The expected response is a copy of every line in the entries below that includes the word "category".

[Records from a data source]
____________
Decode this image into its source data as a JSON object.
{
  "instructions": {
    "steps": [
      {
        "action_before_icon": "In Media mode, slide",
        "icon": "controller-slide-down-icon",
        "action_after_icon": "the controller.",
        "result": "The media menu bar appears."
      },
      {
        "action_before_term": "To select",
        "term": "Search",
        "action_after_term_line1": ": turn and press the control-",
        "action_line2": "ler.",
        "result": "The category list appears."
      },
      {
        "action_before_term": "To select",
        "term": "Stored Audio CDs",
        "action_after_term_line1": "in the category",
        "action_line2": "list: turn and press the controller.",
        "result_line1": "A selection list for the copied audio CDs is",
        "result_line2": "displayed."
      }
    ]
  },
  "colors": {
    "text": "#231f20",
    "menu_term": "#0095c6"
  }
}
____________
◆ **Answer area**
        "result": "The category list appears."
        "action_after_term_line1": "in the category",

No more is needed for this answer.